What is needed:
Go through the records and report each line in which the word "digit" occurs.

(Collection entries)
=-=-=-=-=

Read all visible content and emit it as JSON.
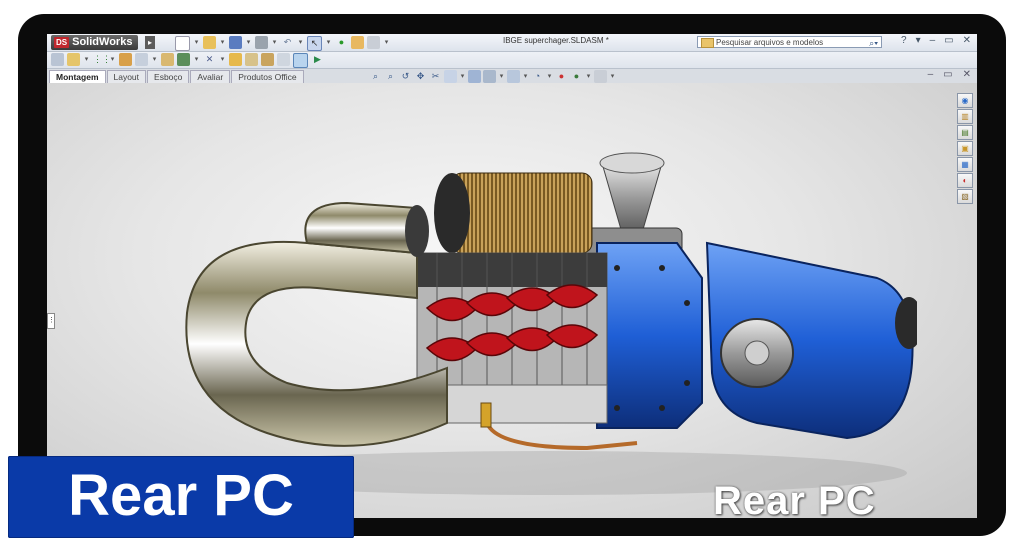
{
  "app": {
    "logo_text": "SolidWorks",
    "logo_badge": "DS",
    "document_title": "IBGE superchager.SLDASM *",
    "search_placeholder": "Pesquisar arquivos e modelos",
    "window_buttons": [
      "?",
      "▾",
      "–",
      "▭",
      "✕"
    ]
  },
  "tabs": [
    {
      "label": "Montagem",
      "active": true
    },
    {
      "label": "Layout",
      "active": false
    },
    {
      "label": "Esboço",
      "active": false
    },
    {
      "label": "Avaliar",
      "active": false
    },
    {
      "label": "Produtos Office",
      "active": false
    }
  ],
  "viewport": {
    "watermark_text": "Rear PC",
    "window_buttons": [
      "–",
      "▭",
      "✕"
    ]
  },
  "banner": {
    "label": "Rear PC",
    "color": "#0a3aa8"
  },
  "colors": {
    "housing_blue": "#1f5fd6",
    "rotor_red": "#c0141c",
    "chrome": "#b9b5a0",
    "filter_bronze": "#8a6a2a"
  },
  "icons": {
    "taskpane": [
      "sw-resources-icon",
      "design-library-icon",
      "file-explorer-icon",
      "view-palette-icon",
      "appearances-icon",
      "custom-properties-icon",
      "search-results-icon"
    ]
  }
}
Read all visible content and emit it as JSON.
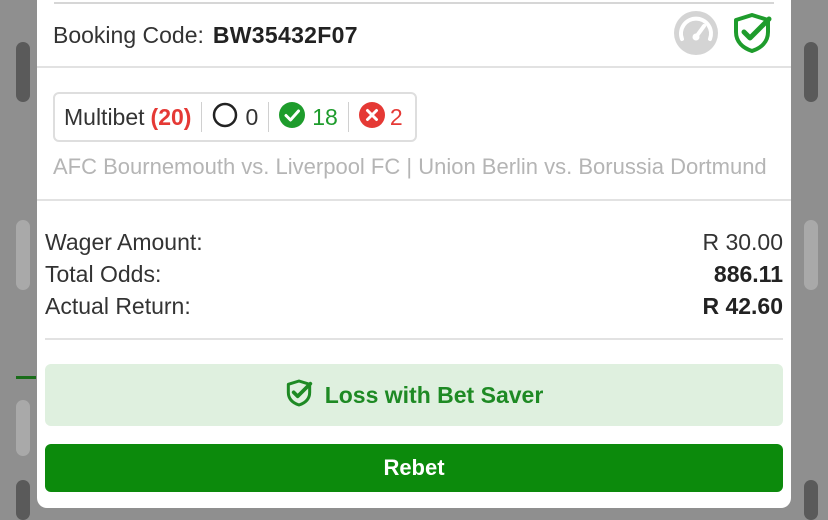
{
  "booking": {
    "label": "Booking Code:",
    "code": "BW35432F07"
  },
  "bet": {
    "type_label": "Multibet",
    "selections": "(20)",
    "pending": "0",
    "won": "18",
    "lost": "2",
    "matches": "AFC Bournemouth vs. Liverpool FC | Union Berlin vs. Borussia Dortmund"
  },
  "summary": {
    "wager_label": "Wager Amount:",
    "wager_value": "R 30.00",
    "odds_label": "Total Odds:",
    "odds_value": "886.11",
    "return_label": "Actual Return:",
    "return_value": "R 42.60"
  },
  "actions": {
    "saver_label": "Loss with Bet Saver",
    "rebet_label": "Rebet"
  },
  "colors": {
    "brand_green": "#0c8a0c",
    "loss_red": "#e53935",
    "saver_bg": "#dff0df"
  },
  "icons": [
    "speedometer-icon",
    "shield-check-icon",
    "empty-circle-icon",
    "check-circle-icon",
    "x-circle-icon"
  ]
}
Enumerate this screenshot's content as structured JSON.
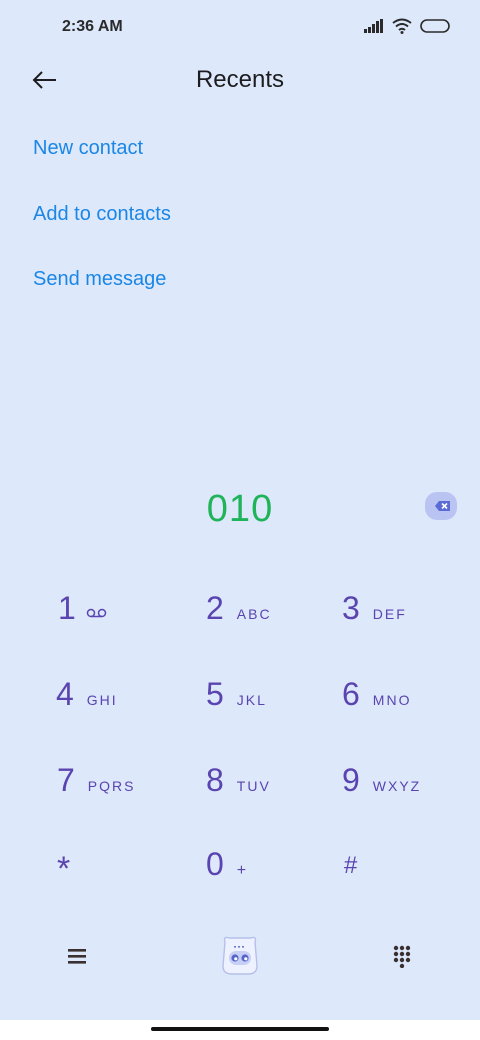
{
  "status": {
    "time": "2:36 AM"
  },
  "header": {
    "title": "Recents"
  },
  "actions": [
    {
      "label": "New contact"
    },
    {
      "label": "Add to contacts"
    },
    {
      "label": "Send message"
    }
  ],
  "dialed_number": "010",
  "keypad": [
    {
      "digit": "1",
      "letters": "",
      "extra_icon": "voicemail-icon"
    },
    {
      "digit": "2",
      "letters": "ABC"
    },
    {
      "digit": "3",
      "letters": "DEF"
    },
    {
      "digit": "4",
      "letters": "GHI"
    },
    {
      "digit": "5",
      "letters": "JKL"
    },
    {
      "digit": "6",
      "letters": "MNO"
    },
    {
      "digit": "7",
      "letters": "PQRS"
    },
    {
      "digit": "8",
      "letters": "TUV"
    },
    {
      "digit": "9",
      "letters": "WXYZ"
    },
    {
      "digit": "*",
      "letters": ""
    },
    {
      "digit": "0",
      "letters": "+"
    },
    {
      "digit": "#",
      "letters": ""
    }
  ],
  "bottom_bar": {
    "left_icon": "menu-icon",
    "center_icon": "assistant-robot-icon",
    "right_icon": "dialpad-icon"
  },
  "colors": {
    "background": "#dde8fb",
    "link": "#1a86e6",
    "keypad": "#5a44b0",
    "number": "#1fb45a"
  }
}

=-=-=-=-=

Reply:
      "digit": "1",
      "digit": "2",
      "digit": "3",
      "digit": "4",
      "digit": "5",
      "digit": "6",
      "digit": "7",
      "digit": "8",
      "digit": "9",
      "digit": "*",
      "digit": "0",
      "digit": "#",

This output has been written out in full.